__AIM OF THE TASK__.
When you reach the line that contains "Output a JSON" in the entries below, begin returning lines exactly as written and continue through the last one.

Element data from apps and pages:
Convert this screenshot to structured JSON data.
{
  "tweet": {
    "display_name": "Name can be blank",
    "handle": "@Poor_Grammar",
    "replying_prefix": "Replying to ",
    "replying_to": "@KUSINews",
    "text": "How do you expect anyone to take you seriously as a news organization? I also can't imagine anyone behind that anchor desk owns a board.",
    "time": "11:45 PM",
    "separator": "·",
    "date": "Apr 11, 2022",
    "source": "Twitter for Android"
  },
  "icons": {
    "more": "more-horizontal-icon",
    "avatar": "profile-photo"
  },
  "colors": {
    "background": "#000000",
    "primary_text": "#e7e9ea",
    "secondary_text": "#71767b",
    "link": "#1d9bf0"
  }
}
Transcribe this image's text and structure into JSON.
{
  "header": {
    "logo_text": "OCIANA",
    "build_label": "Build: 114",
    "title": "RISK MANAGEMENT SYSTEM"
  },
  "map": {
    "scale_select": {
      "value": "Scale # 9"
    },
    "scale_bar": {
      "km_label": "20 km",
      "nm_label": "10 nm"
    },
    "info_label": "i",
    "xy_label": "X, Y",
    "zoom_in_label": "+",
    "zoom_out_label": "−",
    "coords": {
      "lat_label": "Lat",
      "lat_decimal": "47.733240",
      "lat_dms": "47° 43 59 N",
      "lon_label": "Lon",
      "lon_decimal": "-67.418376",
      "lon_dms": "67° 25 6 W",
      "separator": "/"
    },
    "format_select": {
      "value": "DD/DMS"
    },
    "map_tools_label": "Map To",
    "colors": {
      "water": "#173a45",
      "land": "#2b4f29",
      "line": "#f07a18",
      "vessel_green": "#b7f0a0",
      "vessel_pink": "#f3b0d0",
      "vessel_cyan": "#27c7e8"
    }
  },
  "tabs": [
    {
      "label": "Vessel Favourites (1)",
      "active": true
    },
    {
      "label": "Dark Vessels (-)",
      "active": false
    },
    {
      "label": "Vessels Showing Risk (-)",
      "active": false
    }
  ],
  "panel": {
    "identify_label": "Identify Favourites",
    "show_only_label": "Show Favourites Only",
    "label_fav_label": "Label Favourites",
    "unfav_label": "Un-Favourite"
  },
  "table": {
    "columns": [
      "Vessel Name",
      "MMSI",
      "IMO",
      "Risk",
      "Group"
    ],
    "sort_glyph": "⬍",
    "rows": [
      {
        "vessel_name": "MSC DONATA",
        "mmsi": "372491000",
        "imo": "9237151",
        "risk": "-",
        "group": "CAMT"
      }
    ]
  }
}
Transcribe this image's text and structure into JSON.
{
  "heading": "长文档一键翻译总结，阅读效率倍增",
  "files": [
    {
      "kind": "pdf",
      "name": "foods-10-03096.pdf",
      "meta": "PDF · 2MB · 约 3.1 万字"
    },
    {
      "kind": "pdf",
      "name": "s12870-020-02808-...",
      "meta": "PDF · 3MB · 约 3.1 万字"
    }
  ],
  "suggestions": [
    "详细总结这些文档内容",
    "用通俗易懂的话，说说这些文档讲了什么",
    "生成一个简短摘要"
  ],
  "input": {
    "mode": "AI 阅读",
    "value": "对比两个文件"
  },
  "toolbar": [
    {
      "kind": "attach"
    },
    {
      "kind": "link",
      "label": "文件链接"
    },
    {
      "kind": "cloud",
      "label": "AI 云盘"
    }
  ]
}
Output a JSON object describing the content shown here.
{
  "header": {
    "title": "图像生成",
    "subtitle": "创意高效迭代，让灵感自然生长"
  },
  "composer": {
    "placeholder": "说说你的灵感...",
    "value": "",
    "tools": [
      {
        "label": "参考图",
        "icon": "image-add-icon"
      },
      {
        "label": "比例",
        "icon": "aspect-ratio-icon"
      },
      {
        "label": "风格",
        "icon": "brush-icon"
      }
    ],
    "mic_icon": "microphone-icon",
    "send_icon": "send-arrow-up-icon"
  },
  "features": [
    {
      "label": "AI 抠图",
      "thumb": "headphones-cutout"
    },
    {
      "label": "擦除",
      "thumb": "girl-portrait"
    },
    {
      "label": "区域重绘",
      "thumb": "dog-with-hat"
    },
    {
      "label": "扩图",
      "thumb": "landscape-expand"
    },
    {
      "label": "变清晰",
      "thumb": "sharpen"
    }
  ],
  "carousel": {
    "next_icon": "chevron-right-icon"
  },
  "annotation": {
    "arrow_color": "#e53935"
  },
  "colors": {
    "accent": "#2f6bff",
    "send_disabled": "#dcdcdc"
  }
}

__RESULT OF THIS EXERCISE__.
Output a JSON object describing the content shown here.
{
  "header": {
    "title": "图像生成",
    "subtitle": "创意高效迭代，让灵感自然生长"
  },
  "composer": {
    "placeholder": "说说你的灵感...",
    "value": "",
    "tools": [
      {
        "label": "参考图",
        "icon": "image-add-icon"
      },
      {
        "label": "比例",
        "icon": "aspect-ratio-icon"
      },
      {
        "label": "风格",
        "icon": "brush-icon"
      }
    ],
    "mic_icon": "microphone-icon",
    "send_icon": "send-arrow-up-icon"
  },
  "features": [
    {
      "label": "AI 抠图",
      "thumb": "headphones-cutout"
    },
    {
      "label": "擦除",
      "thumb": "girl-portrait"
    },
    {
      "label": "区域重绘",
      "thumb": "dog-with-hat"
    },
    {
      "label": "扩图",
      "thumb": "landscape-expand"
    },
    {
      "label": "变清晰",
      "thumb": "sharpen"
    }
  ],
  "carousel": {
    "next_icon": "chevron-right-icon"
  },
  "annotation": {
    "arrow_color": "#e53935"
  },
  "colors": {
    "accent": "#2f6bff",
    "send_disabled": "#dcdcdc"
  }
}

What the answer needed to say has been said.